While most patients never pay the total cost of drugs out of pocket, uninsured people and those with high-deductive plans may have trouble accessing these therapies.
A new coalition aims to close AI’s credibility gap in medicine with testing and oversight
Most of the AI models described in journals — and lionized in press releases — never make it into clinical use. And the rare exceptions have fallen well short of their revolutionary expectations. Casey Ross from Stat reports that a group of academic hospitals, government agencies, and private companies unveiled a plan to change that. The group, billing itself as the Coalition for Health AI, called for the creation of independent testing bodies and a national registry of clinical algorithms to allow physicians and patients to assess their suitability and performance and root out bias that so often skews their results.

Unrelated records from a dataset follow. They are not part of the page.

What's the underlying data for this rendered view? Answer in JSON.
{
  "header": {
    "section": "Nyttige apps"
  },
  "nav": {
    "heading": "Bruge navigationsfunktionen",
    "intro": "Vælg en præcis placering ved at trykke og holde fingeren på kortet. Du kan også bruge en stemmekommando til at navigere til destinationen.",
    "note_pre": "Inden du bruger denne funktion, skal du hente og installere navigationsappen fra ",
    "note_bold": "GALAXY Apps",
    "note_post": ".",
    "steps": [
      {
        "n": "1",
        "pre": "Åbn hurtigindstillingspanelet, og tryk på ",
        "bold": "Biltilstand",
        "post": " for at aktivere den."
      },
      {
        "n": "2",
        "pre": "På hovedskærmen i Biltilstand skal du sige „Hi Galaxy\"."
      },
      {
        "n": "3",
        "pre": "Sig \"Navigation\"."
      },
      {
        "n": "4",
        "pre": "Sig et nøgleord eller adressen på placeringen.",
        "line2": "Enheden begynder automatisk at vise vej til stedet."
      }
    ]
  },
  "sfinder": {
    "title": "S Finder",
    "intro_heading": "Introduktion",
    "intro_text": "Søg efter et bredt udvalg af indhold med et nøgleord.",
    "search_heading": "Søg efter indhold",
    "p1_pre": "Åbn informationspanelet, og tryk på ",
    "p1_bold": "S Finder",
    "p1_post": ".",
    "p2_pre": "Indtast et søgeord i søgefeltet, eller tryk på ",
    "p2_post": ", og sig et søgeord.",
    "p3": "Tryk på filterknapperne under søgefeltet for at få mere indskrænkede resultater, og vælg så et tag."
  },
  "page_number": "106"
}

Why it’s important – As it stands today, there are few guideposts hospitals can use to help test algorithms or understand how well they will work on their patients. Health systems have been left on their own to sort through the complicated legal and ethical questions AI systems pose and determine how to implement and monitor them. The hardest part of the work remains to be done. The coalition must build consensus around ways to measure an AI tool’s usability, reliability, safety, and fairness. It will also need to establish the testing laboratories and registry, determine which parties will host and maintain them, and convince AI developers to cooperate with new oversight and added transparency that may conflict with their business interests.
FDA outlines benefits and risks of emerging augmented and virtual reality medical devices

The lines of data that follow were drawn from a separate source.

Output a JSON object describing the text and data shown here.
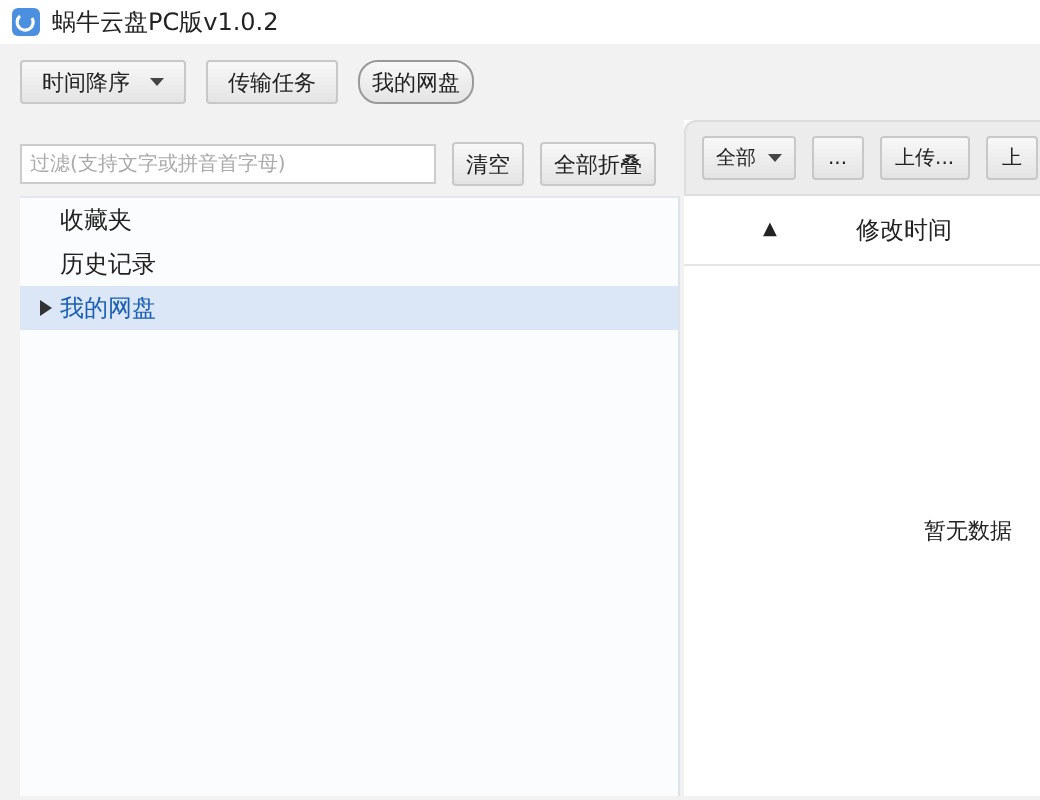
{
  "window": {
    "title": "蜗牛云盘PC版v1.0.2"
  },
  "toolbar": [
    {
      "label": "时间降序",
      "kind": "dropdown"
    },
    {
      "label": "传输任务",
      "kind": "button"
    },
    {
      "label": "我的网盘",
      "kind": "pill"
    }
  ],
  "filter": {
    "placeholder": "过滤(支持文字或拼音首字母)",
    "buttons": [
      "清空",
      "全部折叠"
    ]
  },
  "tree": [
    {
      "label": "收藏夹",
      "kind": "leaf",
      "selected": false
    },
    {
      "label": "历史记录",
      "kind": "leaf",
      "selected": false
    },
    {
      "label": "我的网盘",
      "kind": "folder",
      "expanded": false,
      "selected": true
    }
  ],
  "file_toolbar": [
    {
      "label": "全部",
      "kind": "dropdown"
    },
    {
      "label": "...",
      "kind": "button"
    },
    {
      "label": "上传...",
      "kind": "button"
    },
    {
      "label": "上",
      "kind": "button"
    }
  ],
  "table": {
    "columns": [
      "▲",
      "修改时间"
    ],
    "empty_text": "暂无数据"
  }
}
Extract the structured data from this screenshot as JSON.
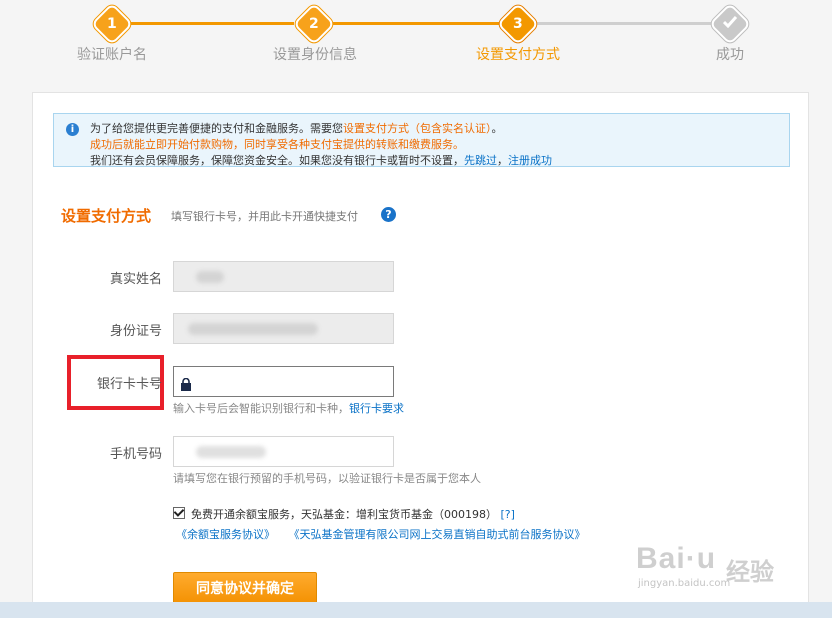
{
  "steps": [
    {
      "number": "1",
      "label": "验证账户名",
      "state": "done"
    },
    {
      "number": "2",
      "label": "设置身份信息",
      "state": "done"
    },
    {
      "number": "3",
      "label": "设置支付方式",
      "state": "current"
    },
    {
      "number": "",
      "label": "成功",
      "state": "todo",
      "icon": "check-icon"
    }
  ],
  "notice": {
    "line1_text": "为了给您提供更完善便捷的支付和金融服务。需要您",
    "line1_highlight": "设置支付方式（包含实名认证）",
    "line1_end": "。",
    "line2": "成功后就能立即开始付款购物，同时享受各种支付宝提供的转账和缴费服务。",
    "line3_text": "我们还有会员保障服务，保障您资金安全。如果您没有银行卡或暂时不设置，",
    "line3_link1": "先跳过",
    "line3_sep": "，",
    "line3_link2": "注册成功"
  },
  "section": {
    "title": "设置支付方式",
    "subtitle": "填写银行卡号，并用此卡开通快捷支付",
    "help_icon": "?"
  },
  "form": {
    "name_label": "真实姓名",
    "id_label": "身份证号",
    "card_label": "银行卡卡号",
    "card_hint": "输入卡号后会智能识别银行和卡种，",
    "card_hint_link": "银行卡要求",
    "phone_label": "手机号码",
    "phone_hint": "请填写您在银行预留的手机号码，以验证银行卡是否属于您本人"
  },
  "agreement": {
    "checked": true,
    "text": "免费开通余额宝服务，天弘基金：增利宝货币基金（000198）",
    "help_link": "[?]",
    "link1": "《余额宝服务协议》",
    "link2": "《天弘基金管理有限公司网上交易直销自助式前台服务协议》"
  },
  "submit_label": "同意协议并确定",
  "watermark": {
    "brand": "Bai",
    "brand_end": "u",
    "sub": "经验",
    "url": "jingyan.baidu.com"
  },
  "colors": {
    "accent": "#f39800",
    "link": "#0a72c7",
    "highlight_box": "#e8202a"
  }
}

In the document, the FDA outlines how AR/VR affects medical devices, explaining how the technology can deliver certain clinical services, including some typically confined to hospitals and clinics, to patients in their homes. The FDA’s non-exhaustive list of medical devices incorporating the technology features 39 products across therapeutic areas, including orthopedics, ophthalmics, radiology, neurology, and cardiovascular.
Why it’s important – The FDA has now set out its thinking on the emerging class of products. The document provides definitions of AR and VR and then digs into how the technology impacts medical devices. The FDA sees value in the ability of AR/VR to move care to patients’ homes and other non-clinical settings. This could enable patients, including the socioeconomically vulnerable and underserved communities, the elderly or disabled, to access needed health care services when accessing them in person would otherwise be difficult, and this could make it easier, and more likely, for patients to complete treatment and monitoring regimens.
Camera Measures Blood Pressure with Quick Look
Finally, MedGadget’s Conn Hastings reports that University of South Australia researchers have designed a system that allows them to measure a patient’s blood pressure with a camera. The camera visualizes the patient’s forehead and focuses on two regions in particular to optically determine photoplethysmographic signals that AI algorithms then convert to blood pressure data.
Why it’s important – Blood pressure is an essential health indicator, but our method of measuring it can be a little cumbersome. The system could provide contact-free measurements in as little as ten seconds. It could be very useful for large health screens or in situations where minimal contact is preferred for safety, such as during a pandemic. This latest technology has been tested on 25 volunteers with different skin tones and in different ambient light conditions. The researchers compared the readings with those obtained using a commercial sphygmomanometer. They found that the contact-free camera-based technology was approximately 90% accurate, suggesting that it has significant promise as a diagnostic technology.